townhall3It is not clear if any of this actually happened. According to an Indenture of Conveyance dated 25th August 1835, Harriet Wise and her son Matthew sold 1,490 square yards of land between Court Street and Althorpe Street, backing onto the land supposedly exchanged in 1814 with the Earl of Aylesford, for £5 to the Leamington Improvement Commissioners. What is unusual about this, is that the Commissioners had by then already built the Town Hall and the poorhouse on the Aylesford land, and partly also on the Wises‘ land, with their permission, but without first buying it.

A further surprise is that this land is now presented as the private property of the Wise family, whereas in 1814 it had been glebe or church land, administered by Rev John Wise in his capacity as vicar of Leamington. The Indenture also refers to the Earl of Aylesford giving the Commissioners the land mentioned in the 1814 Indenture (presumably for nothing), and to the fact that the Wises had given permission for the Commissioners to build a poorhouse on another part of their land, but did not sell it to them.

Map evidence suggests that the second poorhouse was constructed not on the land conveyed in 1835, but further along the Radford Road, although it is not known why the poorhouse was not built on the corner of Althorpe Street in 1814, as originally intended. Subsequently a third poorhouse was constructed in Court Street, for which tenders were invited in April 1831. This was eventually left to the vicar to be used as a school from 7th December 1839.

Given the decline in land values in Leamington between 1814 and 1835, it is not surprising that the Earl of Aylesford eventually gifted his land to the Commissioners, and this is confirmed in the Courier on 5th June 1830, but it seems strange that they chose to build the Town Hall on such an unsuitable site, even if they obtained it for nothing.
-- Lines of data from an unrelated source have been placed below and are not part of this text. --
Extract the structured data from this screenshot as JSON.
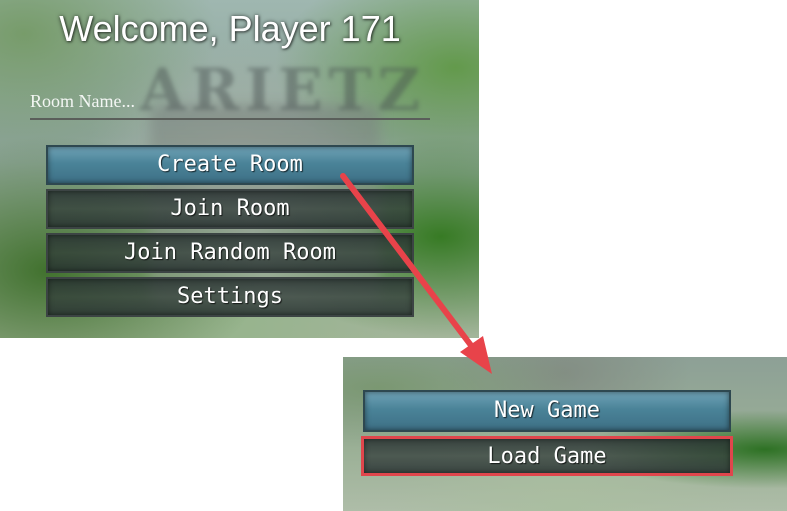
{
  "main": {
    "title": "Welcome, Player 171",
    "room_input": {
      "placeholder": "Room Name...",
      "value": ""
    },
    "buttons": {
      "create_room": "Create Room",
      "join_room": "Join Room",
      "join_random_room": "Join Random Room",
      "settings": "Settings"
    },
    "selected_button": "Create Room"
  },
  "secondary": {
    "buttons": {
      "new_game": "New Game",
      "load_game": "Load Game"
    },
    "selected_button": "New Game",
    "highlighted_button": "Load Game"
  },
  "annotation": {
    "arrow_color": "#e8434a",
    "highlight_color": "#e0464c"
  },
  "colors": {
    "selected_button": "#4a8398",
    "button_bg": "#323c3c",
    "text": "#ffffff"
  }
}
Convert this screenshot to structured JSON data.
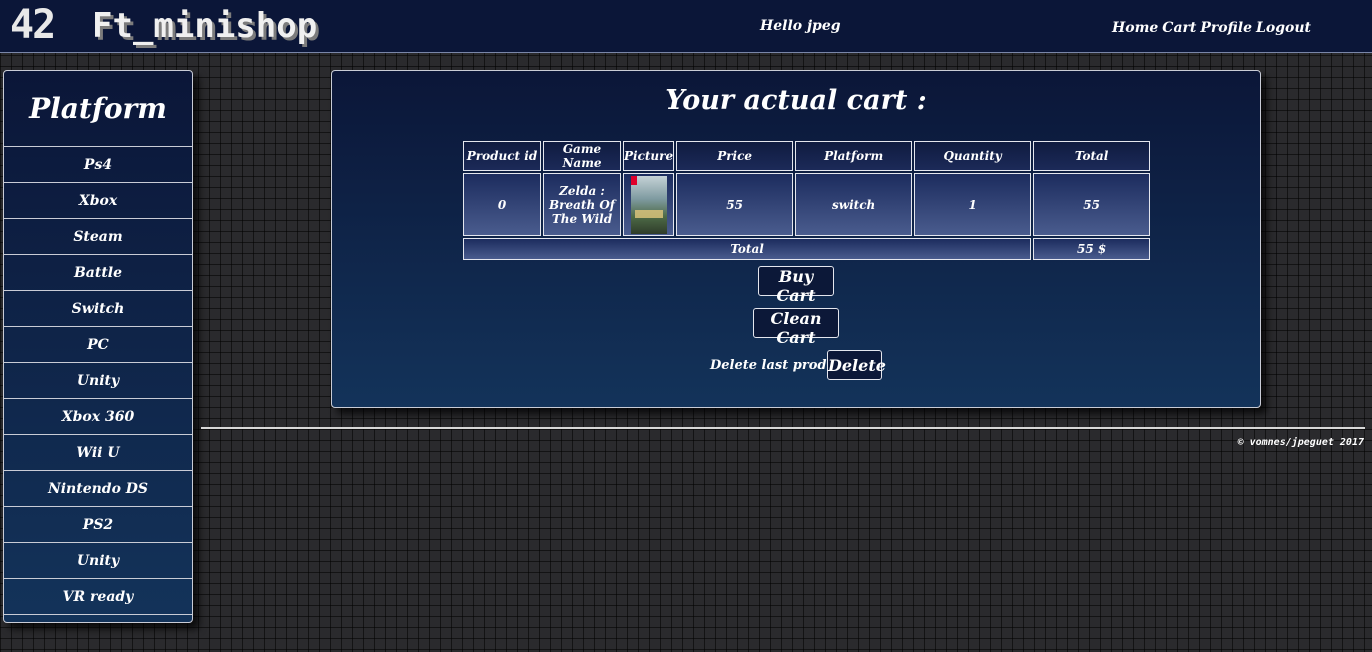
{
  "header": {
    "logo": "42",
    "brand": "Ft_minishop",
    "greeting": "Hello jpeg",
    "nav": [
      "Home",
      "Cart",
      "Profile",
      "Logout"
    ]
  },
  "sidebar": {
    "title": "Platform",
    "items": [
      "Ps4",
      "Xbox",
      "Steam",
      "Battle",
      "Switch",
      "PC",
      "Unity",
      "Xbox 360",
      "Wii U",
      "Nintendo DS",
      "PS2",
      "Unity",
      "VR ready"
    ]
  },
  "cart": {
    "title": "Your actual cart :",
    "columns": [
      "Product id",
      "Game Name",
      "Picture",
      "Price",
      "Platform",
      "Quantity",
      "Total"
    ],
    "rows": [
      {
        "product_id": "0",
        "game_name": "Zelda : Breath Of The Wild",
        "picture": "zelda-cover",
        "price": "55",
        "platform": "switch",
        "quantity": "1",
        "total": "55"
      }
    ],
    "total_label": "Total",
    "total_value": "55 $",
    "buy_label": "Buy Cart",
    "clean_label": "Clean Cart",
    "delete_text": "Delete last product",
    "delete_label": "Delete"
  },
  "footer": {
    "copyright": "© vomnes/jpeguet 2017"
  }
}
The police cells in the Town Hall basement would have been prone to flooding from the outset, due to a stream which ran down Althorpe Street and then turned at a right angle into High Street.

It seems clear that the Commissioners main concern was cost. In June 1830 they accepted a tender for £1,900 from the builder John Toone to put up the building, and excavation of the ground commenced within a fortnight. Toone was Overseer of Leamington parish and a notorious character who appeared before the Petty Sessions in June and November 1834, at which he was fined for constructing party walls of insufficient thickness.
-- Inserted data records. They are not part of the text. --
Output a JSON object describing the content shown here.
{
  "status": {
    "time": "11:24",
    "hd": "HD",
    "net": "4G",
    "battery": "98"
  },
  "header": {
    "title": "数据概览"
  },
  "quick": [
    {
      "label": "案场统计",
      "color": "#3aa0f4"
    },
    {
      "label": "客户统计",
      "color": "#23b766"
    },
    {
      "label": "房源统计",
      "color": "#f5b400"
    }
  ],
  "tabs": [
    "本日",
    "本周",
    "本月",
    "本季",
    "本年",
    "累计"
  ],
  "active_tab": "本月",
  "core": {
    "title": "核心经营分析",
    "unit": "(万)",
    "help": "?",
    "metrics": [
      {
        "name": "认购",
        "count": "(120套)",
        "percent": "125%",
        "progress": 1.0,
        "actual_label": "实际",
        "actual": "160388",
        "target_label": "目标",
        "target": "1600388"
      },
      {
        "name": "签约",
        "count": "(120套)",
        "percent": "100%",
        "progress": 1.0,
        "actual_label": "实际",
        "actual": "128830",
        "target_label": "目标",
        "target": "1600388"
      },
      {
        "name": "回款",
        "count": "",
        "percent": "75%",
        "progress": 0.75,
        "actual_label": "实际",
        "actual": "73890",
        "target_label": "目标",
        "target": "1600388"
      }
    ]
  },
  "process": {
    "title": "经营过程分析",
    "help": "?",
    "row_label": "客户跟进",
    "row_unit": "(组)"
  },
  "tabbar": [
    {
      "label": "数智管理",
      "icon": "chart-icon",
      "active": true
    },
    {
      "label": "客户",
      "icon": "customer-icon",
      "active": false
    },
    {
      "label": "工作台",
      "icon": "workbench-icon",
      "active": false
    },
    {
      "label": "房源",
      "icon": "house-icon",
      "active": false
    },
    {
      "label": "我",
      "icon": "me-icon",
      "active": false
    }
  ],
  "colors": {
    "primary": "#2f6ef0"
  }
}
Nevertheless it is clear that the Commissioners intended to construct a much larger civic complex around the Town Hall, and to beautify the area with “ornamental buildings”, as explained in the Wise Indenture of 25th August 1835. The large building now occupied by the Christian Bookshop, and more particularly the extension to the former George Hotel on the corner of George Street, which is clearly aligned on the same symmetrical axis, and is meant to improve views from the ÒRoyal BalconyÓ of the Town Hall, point to this. The deeds of the Town Hall suggest that the Wise family were keen to have their part of town beautified with ornamental buildings, so given WiseÕs influence and wealth, it is hardly surprising the Commissioners obliged.
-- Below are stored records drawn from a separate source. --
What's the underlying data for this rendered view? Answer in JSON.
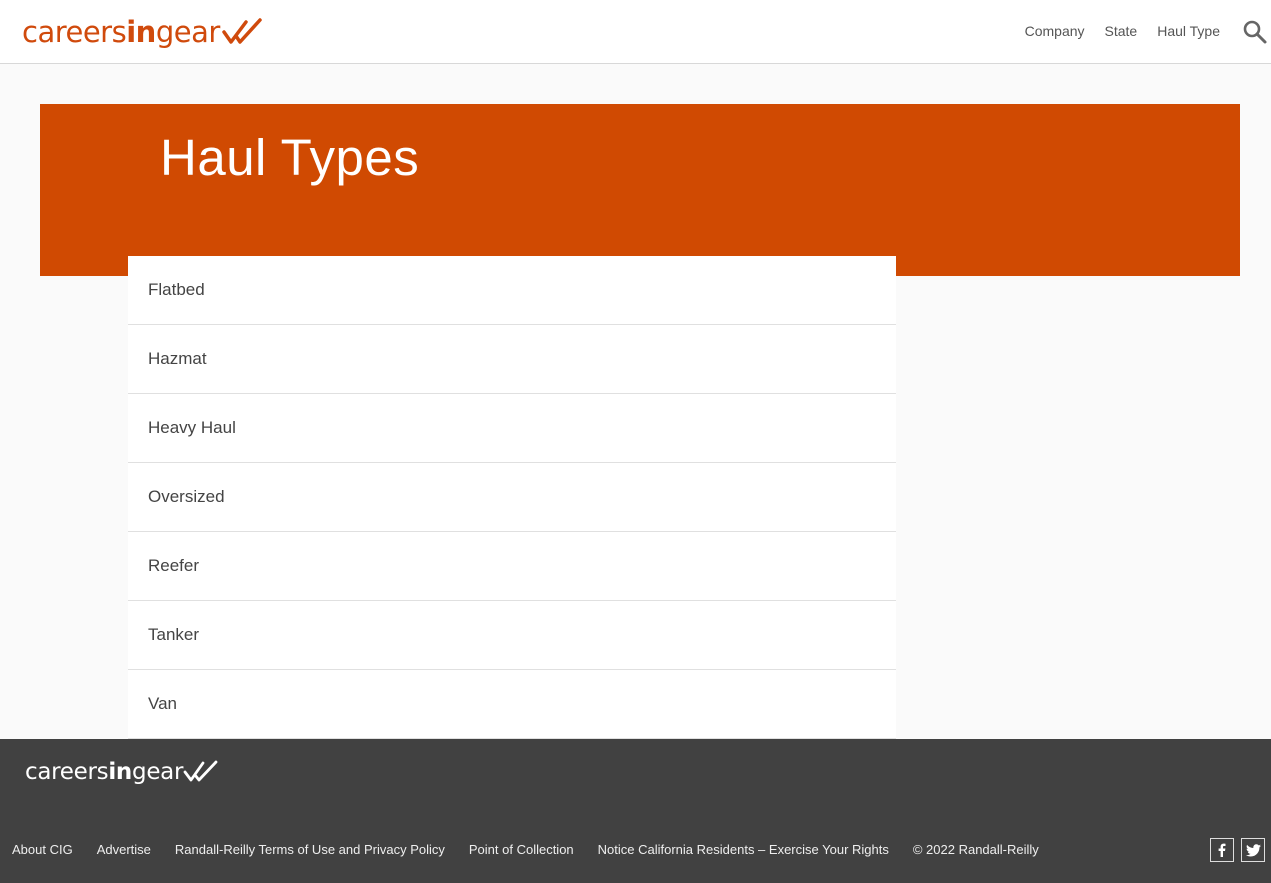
{
  "header": {
    "logo": {
      "part1": "careers",
      "part2": "in",
      "part3": "gear"
    },
    "nav": [
      "Company",
      "State",
      "Haul Type"
    ]
  },
  "hero": {
    "title": "Haul Types"
  },
  "haul_types": [
    "Flatbed",
    "Hazmat",
    "Heavy Haul",
    "Oversized",
    "Reefer",
    "Tanker",
    "Van"
  ],
  "footer": {
    "logo": {
      "part1": "careers",
      "part2": "in",
      "part3": "gear"
    },
    "links": [
      "About CIG",
      "Advertise",
      "Randall-Reilly Terms of Use and Privacy Policy",
      "Point of Collection",
      "Notice California Residents – Exercise Your Rights"
    ],
    "copyright": "© 2022 Randall-Reilly"
  },
  "colors": {
    "brand": "#d04a02",
    "footer_bg": "#414141"
  },
  "icons": {
    "search": "search-icon",
    "facebook": "facebook-icon",
    "twitter": "twitter-icon",
    "logo_mark": "double-check-icon"
  }
}
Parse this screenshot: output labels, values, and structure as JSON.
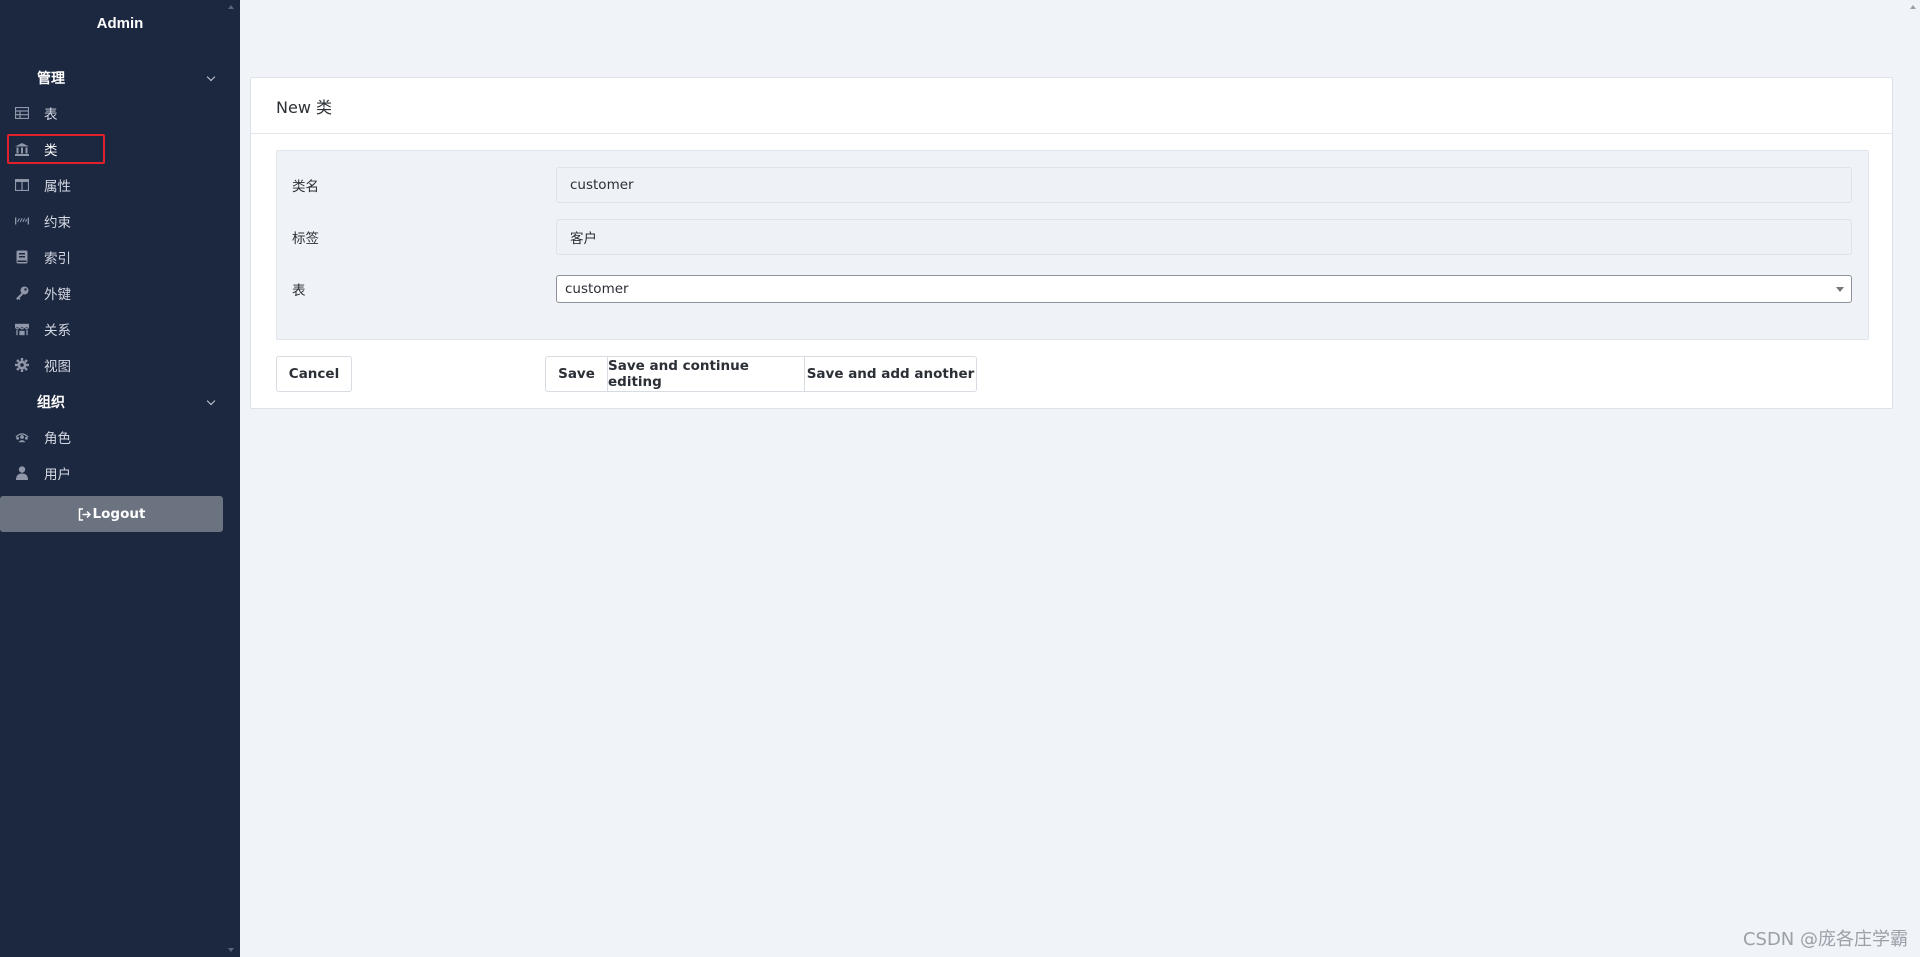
{
  "sidebar": {
    "brand": "Admin",
    "groups": [
      {
        "label": "管理",
        "items": [
          {
            "label": "表",
            "icon": "table-icon"
          },
          {
            "label": "类",
            "icon": "bank-icon",
            "selected": true
          },
          {
            "label": "属性",
            "icon": "columns-icon"
          },
          {
            "label": "约束",
            "icon": "ruler-icon"
          },
          {
            "label": "索引",
            "icon": "book-icon"
          },
          {
            "label": "外键",
            "icon": "key-icon"
          },
          {
            "label": "关系",
            "icon": "store-icon"
          },
          {
            "label": "视图",
            "icon": "gear-icon"
          }
        ]
      },
      {
        "label": "组织",
        "items": [
          {
            "label": "角色",
            "icon": "users-icon"
          },
          {
            "label": "用户",
            "icon": "user-icon"
          }
        ]
      }
    ],
    "logout_label": "Logout"
  },
  "form": {
    "title": "New 类",
    "fields": [
      {
        "label": "类名",
        "value": "customer"
      },
      {
        "label": "标签",
        "value": "客户"
      },
      {
        "label": "表",
        "value": "customer"
      }
    ],
    "cancel_label": "Cancel",
    "save_label": "Save",
    "save_continue_label": "Save and continue editing",
    "save_add_label": "Save and add another"
  },
  "watermark": "CSDN @庞各庄学霸",
  "colors": {
    "sidebar_bg": "#1c2740",
    "page_bg": "#f0f3f8",
    "selected_outline": "#e0202a",
    "logout_bg": "#6c7380"
  }
}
The coming of the railway affected the setting of the Town Hall badly. The land bought from the Wises in 1835, and used mainly as a large garden, was sold to the railway, which built the viaducts just a few feet from the rear of the building.